Here are examples of thoughts that will help build your kids’ character. If he/she adopts these thoughts/beliefs, they will turn into character of time. It is important to talk to kids about their character, what it means to them and what it means to you. Give them examples of times when they have shown a particular trait in a nice way and how it helped them in life. If you cannot find examples from their life, give examples from your own life, when you showed this trait and how it helped you in life. This will make it is easier for them to adopt the trait.

This post is part 2 of 8 in the series Helping Kids Build Character

Read Healthy and Powerful Character Traits for Children: A to G »

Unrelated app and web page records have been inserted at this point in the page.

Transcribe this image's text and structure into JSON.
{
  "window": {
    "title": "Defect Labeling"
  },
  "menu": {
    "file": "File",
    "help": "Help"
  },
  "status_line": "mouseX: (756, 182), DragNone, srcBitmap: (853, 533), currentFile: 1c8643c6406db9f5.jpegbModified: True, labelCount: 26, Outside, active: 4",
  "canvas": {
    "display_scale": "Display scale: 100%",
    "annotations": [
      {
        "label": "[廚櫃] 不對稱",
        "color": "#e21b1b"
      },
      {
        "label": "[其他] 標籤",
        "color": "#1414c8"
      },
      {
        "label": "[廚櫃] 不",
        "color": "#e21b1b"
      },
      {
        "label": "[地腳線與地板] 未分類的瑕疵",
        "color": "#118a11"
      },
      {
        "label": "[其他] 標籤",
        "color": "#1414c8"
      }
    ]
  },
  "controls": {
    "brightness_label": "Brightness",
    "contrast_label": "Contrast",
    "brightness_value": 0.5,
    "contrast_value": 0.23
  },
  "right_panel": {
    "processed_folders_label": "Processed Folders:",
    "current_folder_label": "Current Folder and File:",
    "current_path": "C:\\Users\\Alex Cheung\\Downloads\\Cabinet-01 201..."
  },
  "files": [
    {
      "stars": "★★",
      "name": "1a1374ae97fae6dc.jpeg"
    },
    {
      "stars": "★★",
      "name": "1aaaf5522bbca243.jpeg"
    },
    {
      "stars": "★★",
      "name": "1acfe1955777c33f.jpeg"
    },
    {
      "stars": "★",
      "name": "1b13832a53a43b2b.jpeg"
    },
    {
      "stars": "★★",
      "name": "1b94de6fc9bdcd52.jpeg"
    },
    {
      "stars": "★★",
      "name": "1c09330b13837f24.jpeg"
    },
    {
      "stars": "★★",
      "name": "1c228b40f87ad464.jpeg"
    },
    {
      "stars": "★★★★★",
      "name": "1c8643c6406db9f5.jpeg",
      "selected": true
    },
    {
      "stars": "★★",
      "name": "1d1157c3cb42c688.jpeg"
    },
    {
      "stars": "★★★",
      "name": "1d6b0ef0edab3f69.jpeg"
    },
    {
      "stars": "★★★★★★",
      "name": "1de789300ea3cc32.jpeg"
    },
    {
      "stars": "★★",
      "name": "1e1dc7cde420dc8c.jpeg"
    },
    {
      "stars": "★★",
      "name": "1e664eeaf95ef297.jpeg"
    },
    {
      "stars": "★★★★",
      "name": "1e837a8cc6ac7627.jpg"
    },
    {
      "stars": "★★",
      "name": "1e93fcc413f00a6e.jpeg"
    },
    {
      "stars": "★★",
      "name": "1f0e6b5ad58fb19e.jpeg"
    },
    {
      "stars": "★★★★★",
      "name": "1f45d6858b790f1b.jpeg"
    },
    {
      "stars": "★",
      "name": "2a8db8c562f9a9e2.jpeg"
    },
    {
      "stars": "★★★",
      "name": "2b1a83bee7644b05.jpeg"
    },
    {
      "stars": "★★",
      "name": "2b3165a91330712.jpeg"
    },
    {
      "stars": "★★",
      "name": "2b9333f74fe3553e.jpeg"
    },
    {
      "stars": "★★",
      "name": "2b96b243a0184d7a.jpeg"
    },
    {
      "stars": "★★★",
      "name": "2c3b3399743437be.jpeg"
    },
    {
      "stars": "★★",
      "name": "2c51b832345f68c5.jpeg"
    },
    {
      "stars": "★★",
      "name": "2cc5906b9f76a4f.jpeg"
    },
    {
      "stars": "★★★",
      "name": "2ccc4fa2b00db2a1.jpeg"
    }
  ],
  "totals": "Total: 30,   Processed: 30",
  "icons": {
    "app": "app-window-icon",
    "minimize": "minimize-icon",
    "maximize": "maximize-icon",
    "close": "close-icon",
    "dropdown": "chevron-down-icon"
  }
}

Language Acquisition: Do Young children Need a Second Language?

Hello in Different Languages

For years, people have been researching the acquisition of languages. One aspect mentioned in some of this research is the distinction between Primary (“mother tongue”) and Secondary language. I believe this distinction is essential for maximizing the power of learning another language.

Primary and secondary languages are stored in different places in the brain and through a different process. First, second and third primary languages are learned by creating patterns from a load of seemingly random information, while secondary languages are learned by using the primary languages as reference and building a “translation net” to map the secondary language back to them.

Experts still argue about the critical age for forming primary languages, but they all estimate it to end between the ages of 7 and 12. This leaves the early childhood educators to deal with this important channel of education in the most critical age – the early years.

Read Language Acquisition: Do Young children Need a Second Language? »

Doing No More Than the Average in Education

Most people put in 25%, great people put in 50% and the few amazing people put in 100%

Last week, my kids were guests at a primary school assembly at a school which was not their own school (Tsoof is in his fourth year at university and Noff is in Grade 9). At dinner, they shared their experience with us.

“The deputy principal”, Noff said in shock, “Told the kids they would be getting report cards soon and that if they got a ‘C’ they should be very happy, because ‘C’ meant they were at the average level expected for their grade”. Tsoof joined Noff in her surprise, not believing they had heard this coming from a deputy principal. I was proud of them for rejecting the idea that getting a ‘C’ or the average score expected of them was something to be happy about.

Tsoof said, “How can you expect kids to aim higher if you tell them that a ‘C’ is what they should aim for?”

Noff said, “They think they’re helping their students feel better about getting a ‘C’, but it only makes them give up on doing better” (she is just 13 years old).

Gal and I sat in front of them feeling very proud of our kids for saying that the average is never a good enough aim.

Read Doing No More Than the Average in Education »